Task to carry out: Please find all lines in the data that hold the string "Member" and copy them.

(Data about app and page elements)

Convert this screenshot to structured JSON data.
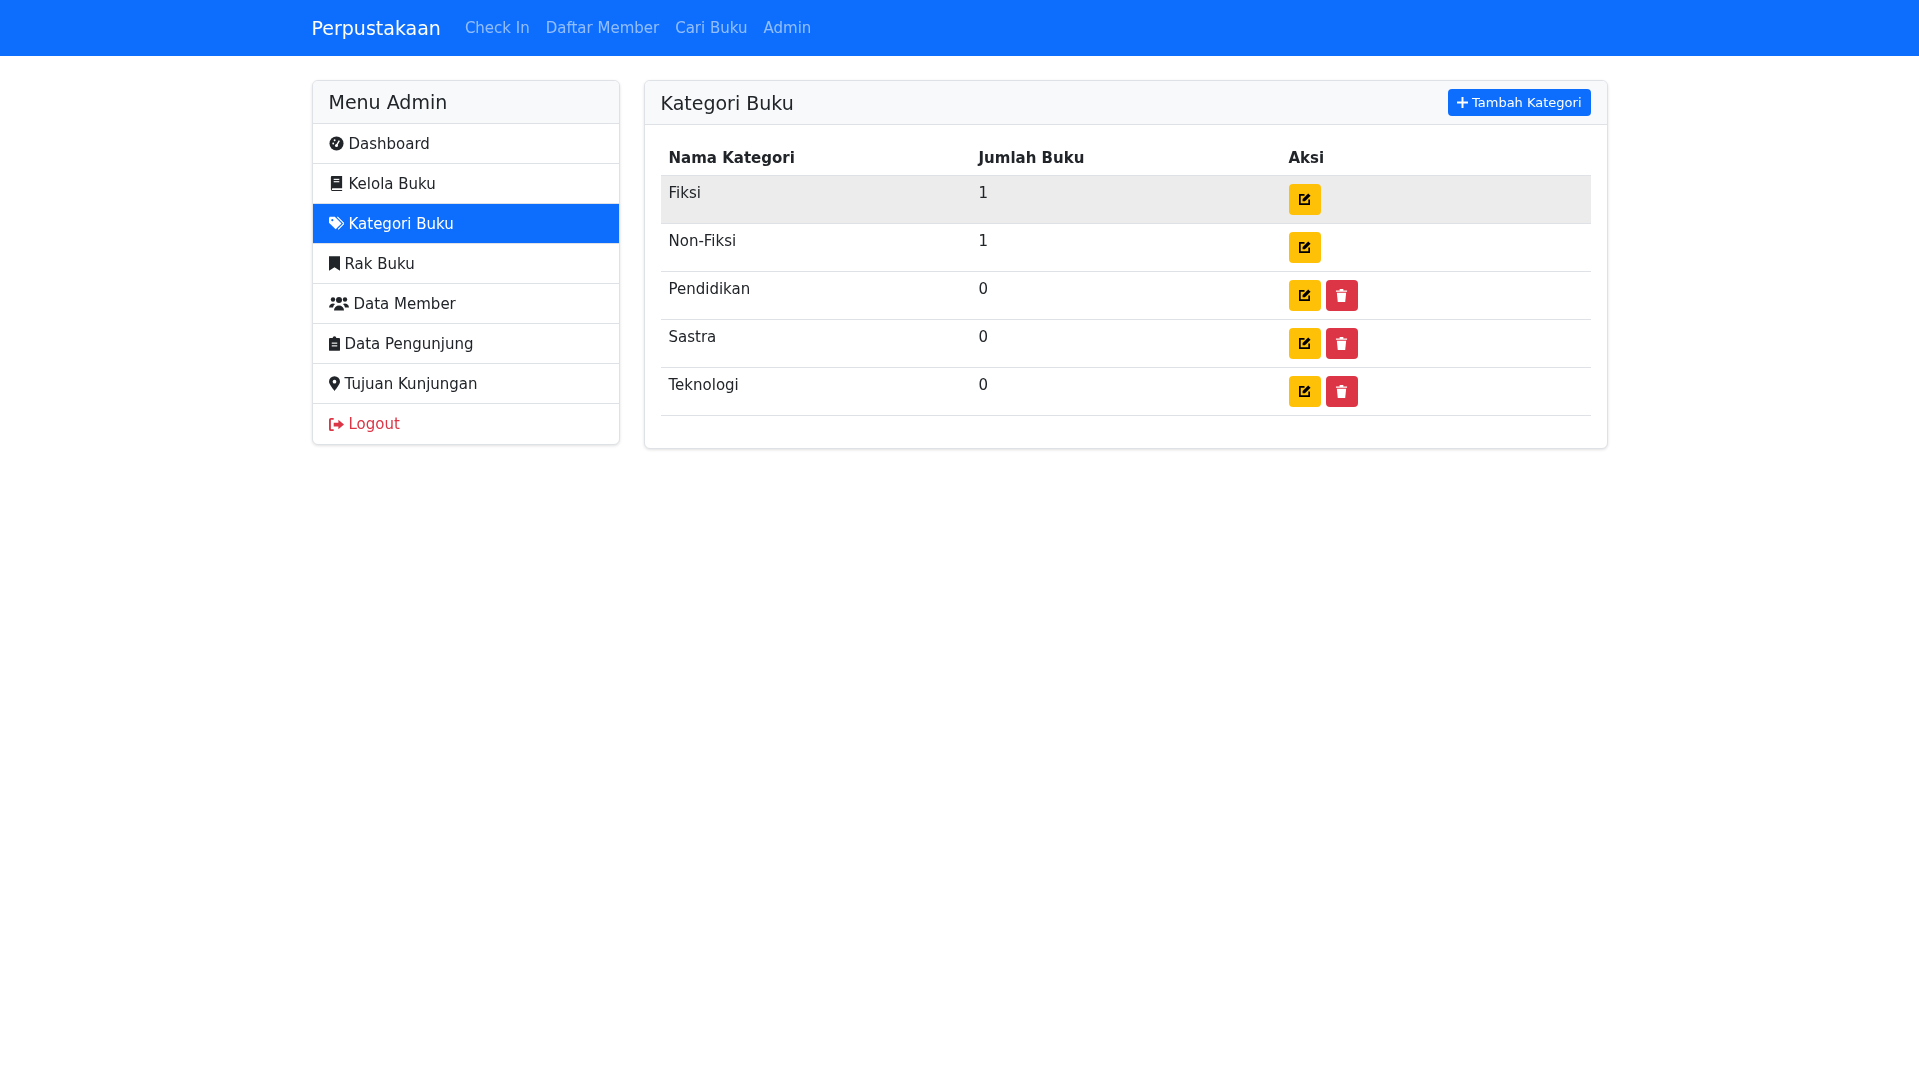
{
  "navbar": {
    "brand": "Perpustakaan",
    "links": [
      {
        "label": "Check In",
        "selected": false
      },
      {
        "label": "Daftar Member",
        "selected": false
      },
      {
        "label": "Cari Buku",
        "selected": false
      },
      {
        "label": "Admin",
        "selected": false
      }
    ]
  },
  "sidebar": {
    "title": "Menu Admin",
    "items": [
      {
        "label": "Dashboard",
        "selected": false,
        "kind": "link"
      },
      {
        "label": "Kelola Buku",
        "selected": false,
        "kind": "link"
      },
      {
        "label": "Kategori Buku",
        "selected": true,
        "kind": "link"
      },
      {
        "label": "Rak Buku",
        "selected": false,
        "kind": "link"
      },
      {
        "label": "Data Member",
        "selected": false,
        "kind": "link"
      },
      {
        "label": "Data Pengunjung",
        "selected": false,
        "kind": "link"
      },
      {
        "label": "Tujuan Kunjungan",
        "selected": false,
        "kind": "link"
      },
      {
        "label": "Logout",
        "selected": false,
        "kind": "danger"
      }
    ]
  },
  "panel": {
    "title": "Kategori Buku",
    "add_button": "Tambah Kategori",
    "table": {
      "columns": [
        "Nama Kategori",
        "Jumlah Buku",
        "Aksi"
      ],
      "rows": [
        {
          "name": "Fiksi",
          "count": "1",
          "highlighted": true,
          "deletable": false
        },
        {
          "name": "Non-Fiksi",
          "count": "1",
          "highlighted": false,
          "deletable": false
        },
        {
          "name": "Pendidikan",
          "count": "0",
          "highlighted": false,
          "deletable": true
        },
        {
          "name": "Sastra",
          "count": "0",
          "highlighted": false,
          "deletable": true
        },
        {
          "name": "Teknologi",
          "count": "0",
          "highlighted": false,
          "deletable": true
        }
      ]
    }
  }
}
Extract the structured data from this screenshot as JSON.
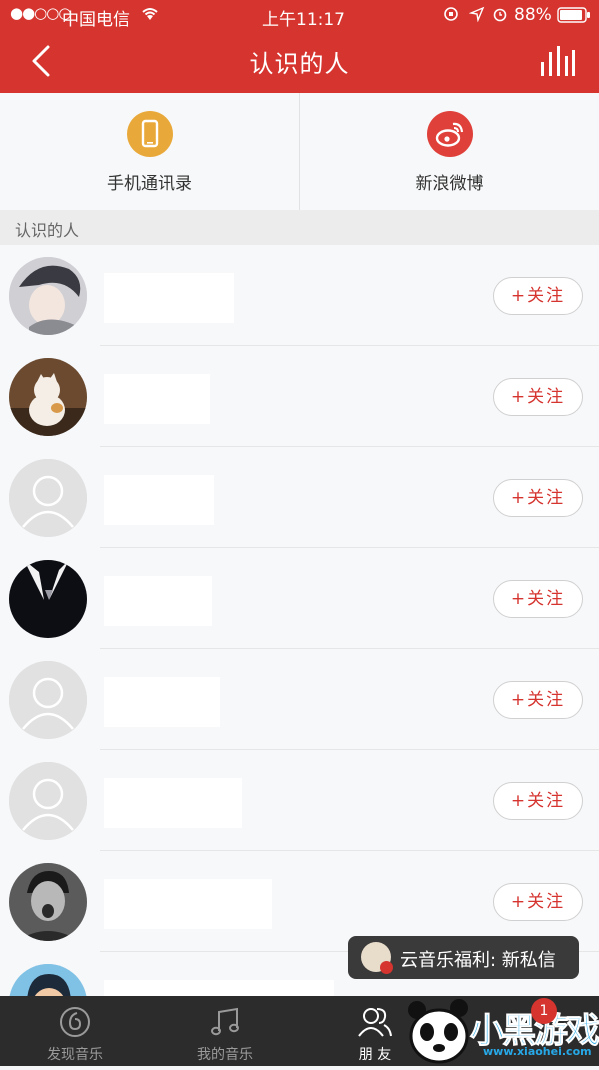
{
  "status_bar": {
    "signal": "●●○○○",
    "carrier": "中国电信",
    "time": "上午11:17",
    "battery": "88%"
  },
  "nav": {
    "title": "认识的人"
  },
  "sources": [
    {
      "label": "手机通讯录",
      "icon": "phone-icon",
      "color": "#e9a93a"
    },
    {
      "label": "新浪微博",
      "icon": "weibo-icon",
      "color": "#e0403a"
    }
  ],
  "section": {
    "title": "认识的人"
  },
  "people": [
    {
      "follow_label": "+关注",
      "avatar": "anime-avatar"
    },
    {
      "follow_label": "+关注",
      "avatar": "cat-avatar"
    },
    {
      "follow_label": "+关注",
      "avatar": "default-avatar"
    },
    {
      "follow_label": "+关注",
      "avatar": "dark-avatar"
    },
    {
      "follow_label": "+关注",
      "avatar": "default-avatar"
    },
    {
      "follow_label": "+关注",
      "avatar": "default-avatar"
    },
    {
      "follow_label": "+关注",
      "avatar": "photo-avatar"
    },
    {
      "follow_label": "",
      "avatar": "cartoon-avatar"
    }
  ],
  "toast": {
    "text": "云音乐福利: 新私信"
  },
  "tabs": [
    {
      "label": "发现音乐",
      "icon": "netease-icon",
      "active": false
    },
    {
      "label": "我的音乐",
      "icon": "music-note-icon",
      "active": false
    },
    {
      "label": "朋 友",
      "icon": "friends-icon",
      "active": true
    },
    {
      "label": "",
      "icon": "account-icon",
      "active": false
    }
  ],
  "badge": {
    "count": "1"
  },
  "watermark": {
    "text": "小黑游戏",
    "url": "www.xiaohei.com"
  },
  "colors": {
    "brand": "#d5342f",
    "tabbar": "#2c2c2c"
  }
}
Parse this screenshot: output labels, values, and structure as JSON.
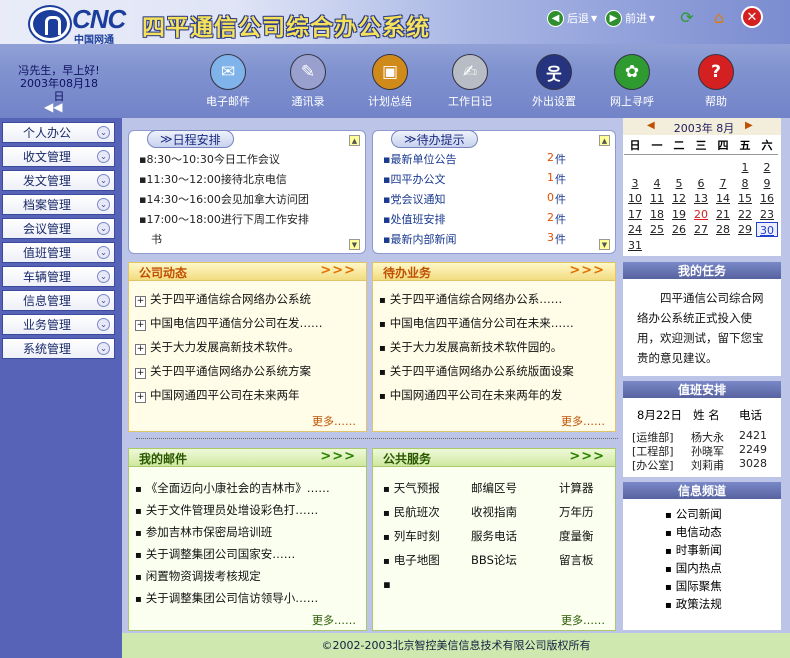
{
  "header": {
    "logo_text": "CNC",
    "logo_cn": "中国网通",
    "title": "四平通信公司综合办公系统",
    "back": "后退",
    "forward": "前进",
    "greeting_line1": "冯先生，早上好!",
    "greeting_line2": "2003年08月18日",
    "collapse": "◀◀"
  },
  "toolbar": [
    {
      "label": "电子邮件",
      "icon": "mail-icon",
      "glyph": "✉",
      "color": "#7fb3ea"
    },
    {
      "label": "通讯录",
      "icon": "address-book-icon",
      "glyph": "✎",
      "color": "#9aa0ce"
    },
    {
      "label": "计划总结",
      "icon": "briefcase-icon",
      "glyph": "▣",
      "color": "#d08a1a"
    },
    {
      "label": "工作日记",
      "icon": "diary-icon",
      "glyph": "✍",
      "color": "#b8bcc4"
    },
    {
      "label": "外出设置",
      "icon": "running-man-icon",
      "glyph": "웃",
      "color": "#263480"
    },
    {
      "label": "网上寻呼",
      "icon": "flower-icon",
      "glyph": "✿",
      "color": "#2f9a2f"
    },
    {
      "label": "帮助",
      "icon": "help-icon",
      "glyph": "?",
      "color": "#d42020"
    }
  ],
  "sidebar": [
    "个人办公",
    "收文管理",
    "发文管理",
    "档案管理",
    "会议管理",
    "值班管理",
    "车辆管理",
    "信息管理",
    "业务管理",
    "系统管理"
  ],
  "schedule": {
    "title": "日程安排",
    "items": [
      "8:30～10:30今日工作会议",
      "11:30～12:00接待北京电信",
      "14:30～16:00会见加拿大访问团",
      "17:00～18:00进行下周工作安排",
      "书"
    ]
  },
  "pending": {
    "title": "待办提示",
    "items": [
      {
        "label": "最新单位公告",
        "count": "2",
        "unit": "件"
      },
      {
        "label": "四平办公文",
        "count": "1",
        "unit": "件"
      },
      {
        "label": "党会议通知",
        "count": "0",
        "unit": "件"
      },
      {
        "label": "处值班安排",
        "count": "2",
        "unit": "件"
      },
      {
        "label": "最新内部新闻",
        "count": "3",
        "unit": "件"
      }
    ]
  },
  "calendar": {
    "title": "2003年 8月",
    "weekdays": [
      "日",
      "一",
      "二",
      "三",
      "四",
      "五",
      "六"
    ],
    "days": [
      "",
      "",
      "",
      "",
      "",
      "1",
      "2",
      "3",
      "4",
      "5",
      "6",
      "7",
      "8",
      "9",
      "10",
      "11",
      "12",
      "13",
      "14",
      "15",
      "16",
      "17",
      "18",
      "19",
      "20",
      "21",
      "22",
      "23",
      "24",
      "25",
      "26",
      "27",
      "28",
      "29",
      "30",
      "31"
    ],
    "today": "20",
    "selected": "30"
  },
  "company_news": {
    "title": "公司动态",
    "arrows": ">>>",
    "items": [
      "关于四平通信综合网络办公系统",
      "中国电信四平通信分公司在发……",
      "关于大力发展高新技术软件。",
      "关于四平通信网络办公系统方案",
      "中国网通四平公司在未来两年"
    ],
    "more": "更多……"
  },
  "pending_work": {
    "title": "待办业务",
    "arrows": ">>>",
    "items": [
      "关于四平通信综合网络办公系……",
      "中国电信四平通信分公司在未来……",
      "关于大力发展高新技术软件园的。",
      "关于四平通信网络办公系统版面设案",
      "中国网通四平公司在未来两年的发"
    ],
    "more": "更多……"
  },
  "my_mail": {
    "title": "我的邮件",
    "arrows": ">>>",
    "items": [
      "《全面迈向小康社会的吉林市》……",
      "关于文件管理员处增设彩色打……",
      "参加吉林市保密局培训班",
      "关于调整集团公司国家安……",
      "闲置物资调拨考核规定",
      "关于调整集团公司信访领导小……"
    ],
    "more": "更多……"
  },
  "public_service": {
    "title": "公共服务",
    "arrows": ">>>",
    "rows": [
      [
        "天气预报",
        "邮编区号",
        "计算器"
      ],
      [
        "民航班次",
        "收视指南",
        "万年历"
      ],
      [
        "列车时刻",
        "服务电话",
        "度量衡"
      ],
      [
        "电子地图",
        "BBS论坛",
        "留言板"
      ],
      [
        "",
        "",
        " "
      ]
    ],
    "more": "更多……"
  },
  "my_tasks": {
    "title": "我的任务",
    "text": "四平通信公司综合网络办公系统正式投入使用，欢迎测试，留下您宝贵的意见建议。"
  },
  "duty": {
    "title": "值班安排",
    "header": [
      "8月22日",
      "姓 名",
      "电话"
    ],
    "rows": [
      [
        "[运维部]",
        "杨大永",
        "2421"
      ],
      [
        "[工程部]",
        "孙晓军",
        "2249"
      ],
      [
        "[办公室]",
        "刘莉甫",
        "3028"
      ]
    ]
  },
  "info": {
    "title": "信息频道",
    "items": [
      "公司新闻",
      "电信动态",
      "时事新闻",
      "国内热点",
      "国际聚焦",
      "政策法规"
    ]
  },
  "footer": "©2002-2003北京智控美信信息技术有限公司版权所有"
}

Solution below:
        "label": "Daftar Member",
        "label": "Data Member",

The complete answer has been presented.